FAPESP's process: 14/08615-7 - Precipitation formation processes: a study about microphysics, aerosols interactions and cloud life cycle using radar and airplane data
Grantee:Micael Amore Cecchini
Support type: Scholarships in Brazil - Doctorate
FAPESP's process: 14/21189-7 - Amazonian cloud microphysical properties lifecycle and interactions with aerosols
Grantee:Micael Amore Cecchini
Support type: Scholarships abroad - Research Internship - Doctorate
FAPESP's process: 09/15235-8 - Cloud processes of the main precipitation systems in Brazil: a contribution to cloud resolving modeling and to the GPM (Global Precipitation Measurement)
Grantee:Luiz Augusto Toledo Machado
Support type: Research Projects - Thematic Grants
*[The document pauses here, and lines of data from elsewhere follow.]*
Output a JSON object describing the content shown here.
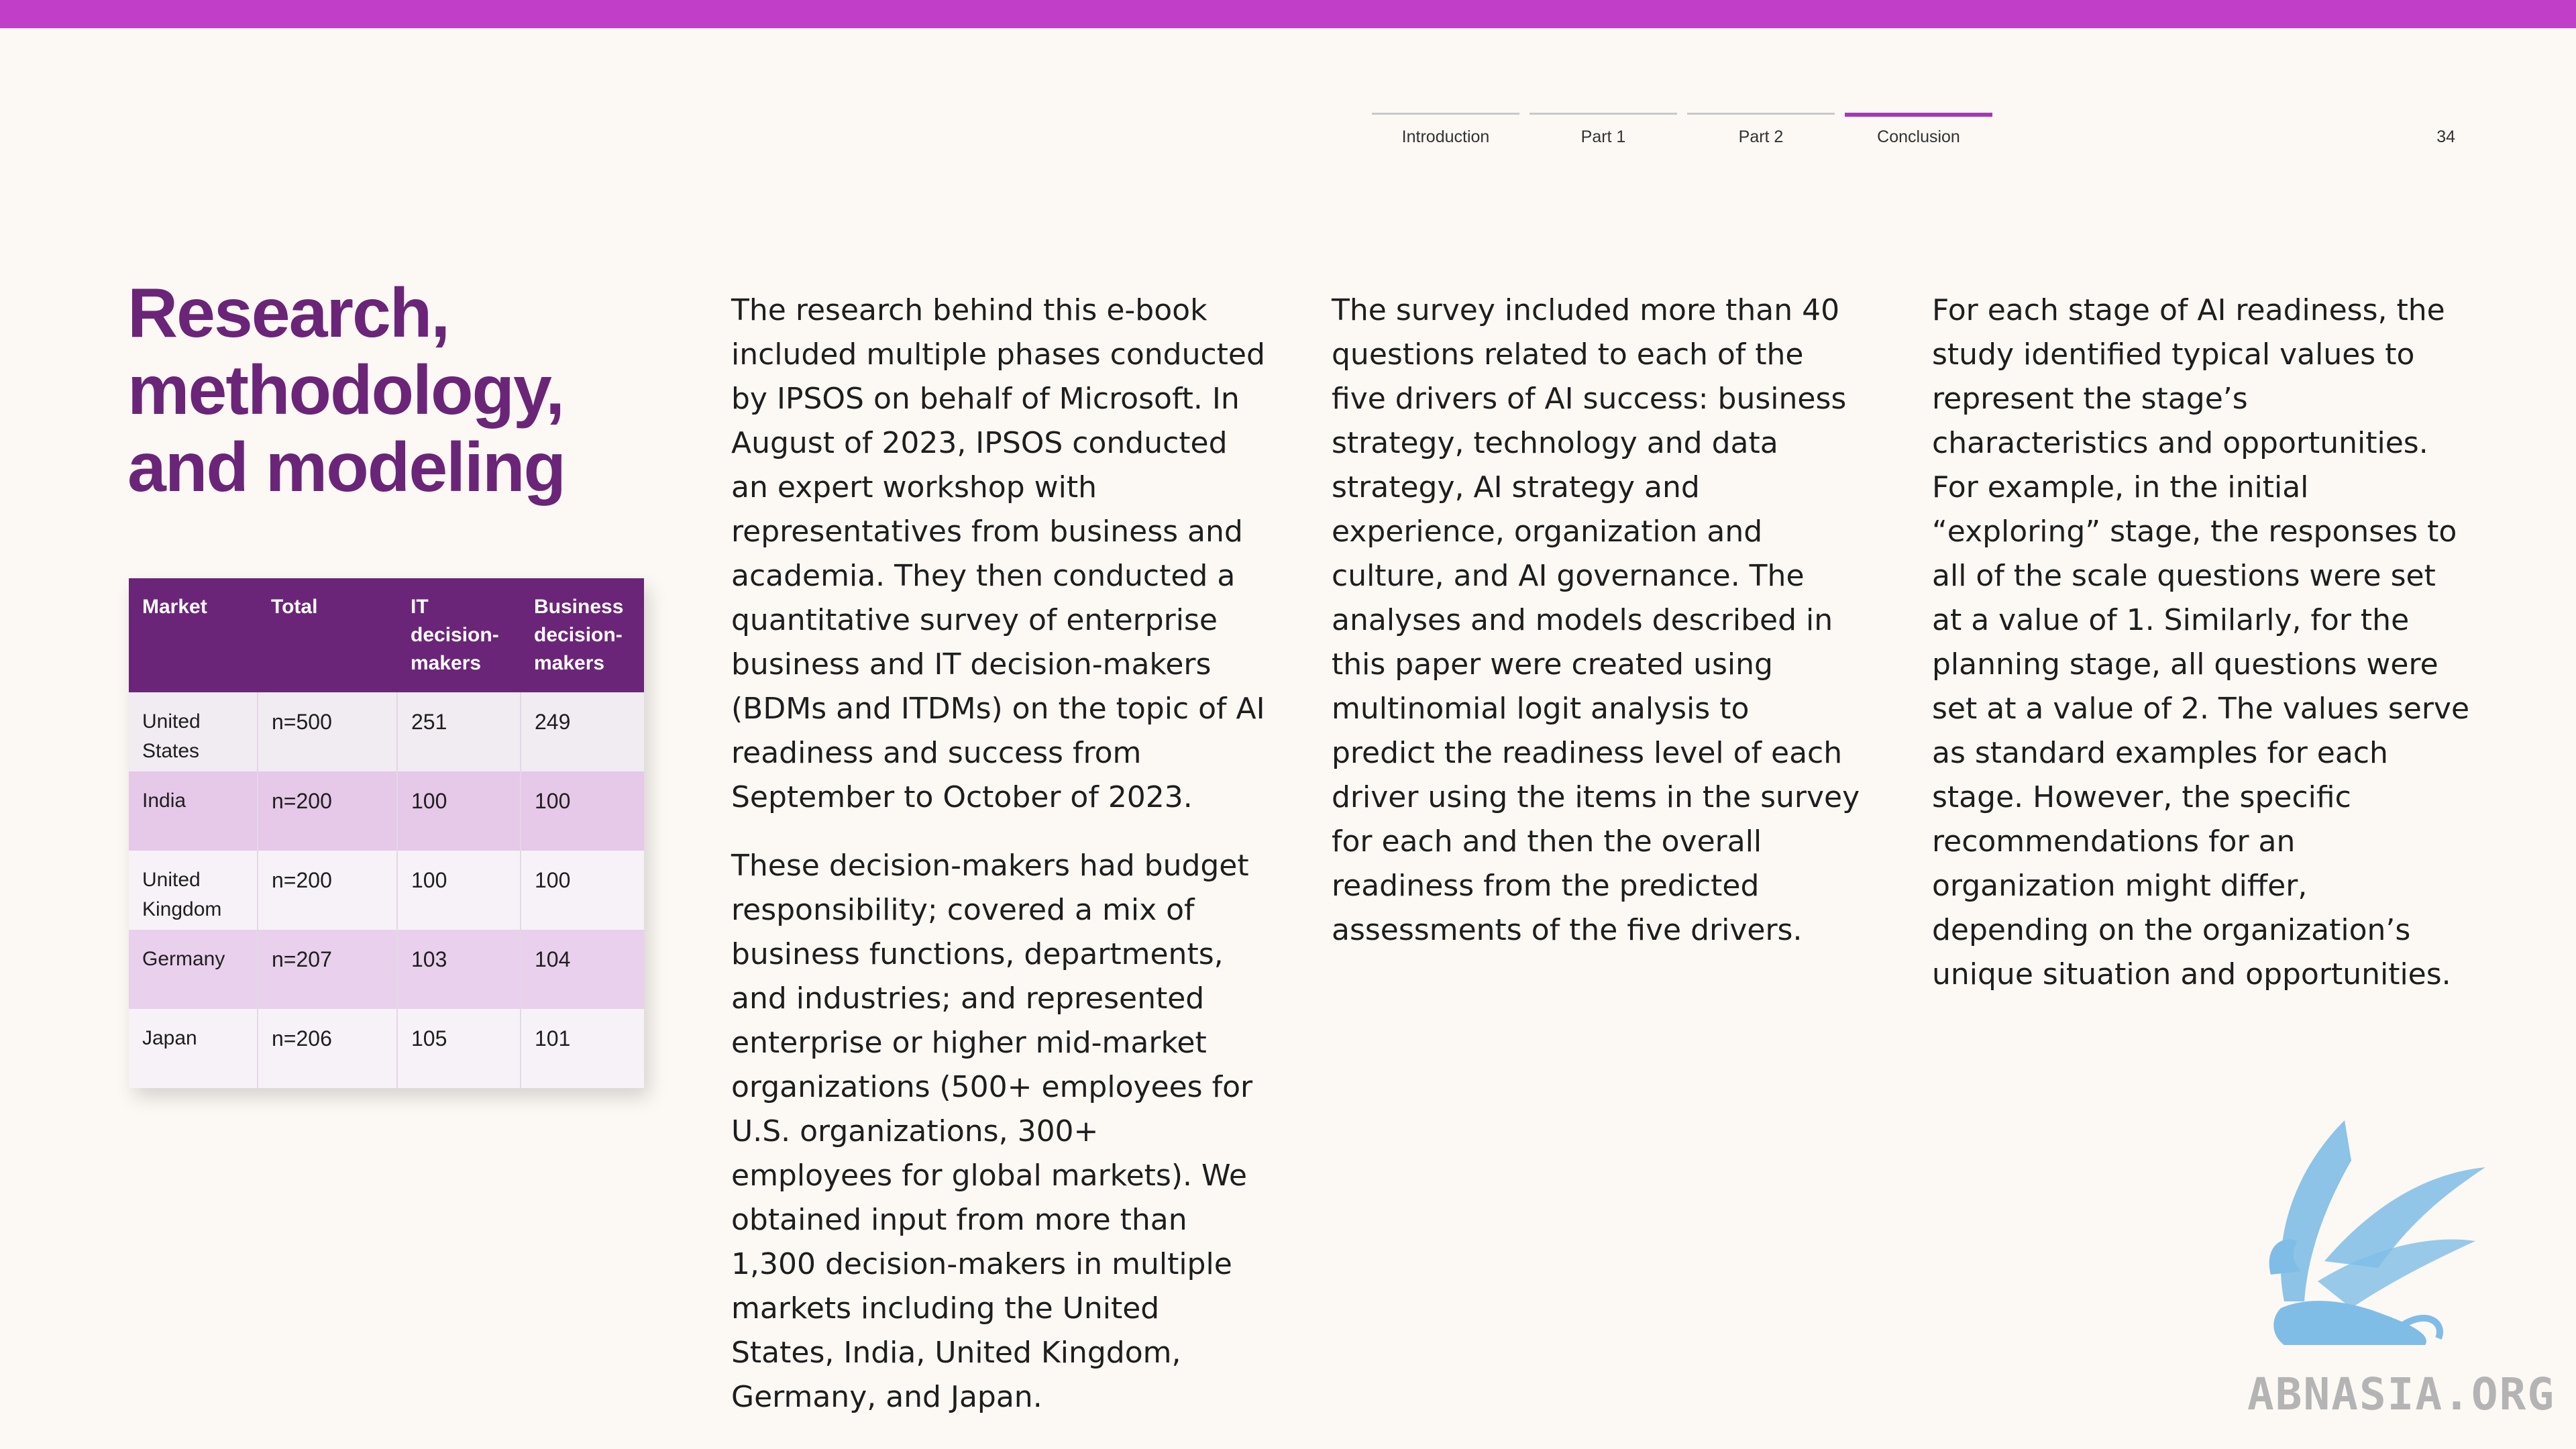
{
  "nav": {
    "items": [
      {
        "label": "Introduction",
        "active": false
      },
      {
        "label": "Part 1",
        "active": false
      },
      {
        "label": "Part 2",
        "active": false
      },
      {
        "label": "Conclusion",
        "active": true
      }
    ],
    "page_number": "34"
  },
  "title": {
    "line1": "Research,",
    "line2": "methodology,",
    "line3": "and modeling"
  },
  "table": {
    "headers": {
      "market": "Market",
      "total": "Total",
      "it": "IT decision-makers",
      "business": "Business decision-makers"
    },
    "rows": [
      {
        "market": "United States",
        "total": "n=500",
        "it": "251",
        "business": "249"
      },
      {
        "market": "India",
        "total": "n=200",
        "it": "100",
        "business": "100"
      },
      {
        "market": "United Kingdom",
        "total": "n=200",
        "it": "100",
        "business": "100"
      },
      {
        "market": "Germany",
        "total": "n=207",
        "it": "103",
        "business": "104"
      },
      {
        "market": "Japan",
        "total": "n=206",
        "it": "105",
        "business": "101"
      }
    ]
  },
  "body": {
    "p1": "The research behind this e-book included multiple phases conducted by IPSOS on behalf of Microsoft. In August of 2023, IPSOS conducted an expert workshop with representatives from business and academia. They then conducted a quantitative survey of enterprise business and IT decision-makers (BDMs and ITDMs) on the topic of AI readiness and success from September to October of 2023.",
    "p2": "These decision-makers had budget responsibility; covered a mix of business functions, departments, and industries; and represented enterprise or higher mid-market organizations (500+ employees for U.S. organizations, 300+ employees for global markets). We obtained input from more than 1,300 decision-makers in multiple markets including the United States, India, United Kingdom, Germany, and Japan.",
    "p3": "The survey included more than 40 questions related to each of the five drivers of AI success: business strategy, technology and data strategy, AI strategy and experience, organization and culture, and AI governance. The analyses and models described in this paper were created using multinomial logit analysis to predict the readiness level of each driver using the items in the survey for each and then the overall readiness from the predicted assessments of the five drivers.",
    "p4": "For each stage of AI readiness, the study identified typical values to represent the stage’s characteristics and opportunities. For example, in the initial “exploring” stage, the responses to all of the scale questions were set at a value of 1. Similarly, for the planning stage, all questions were set at a value of 2. The values serve as standard examples for each stage. However, the specific recommendations for an organization might differ, depending on the organization’s unique situation and opportunities."
  },
  "watermark": {
    "text": "ABNASIA.ORG",
    "icon": "griffin-icon",
    "color": "#7fbde6"
  },
  "colors": {
    "accent": "#c13ec9",
    "title": "#6b2578",
    "table_header": "#6b2578"
  }
}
FAPESP's process: 15/14497-0 - Nowcasting of intense thunderstorms and understanding of the physical processes inside clouds: the SOS-CHUVA (Severe Weather Observation System)
Grantee:Luiz Augusto Toledo Machado
Support type: Research Program on Global Climate Change - Thematic Grants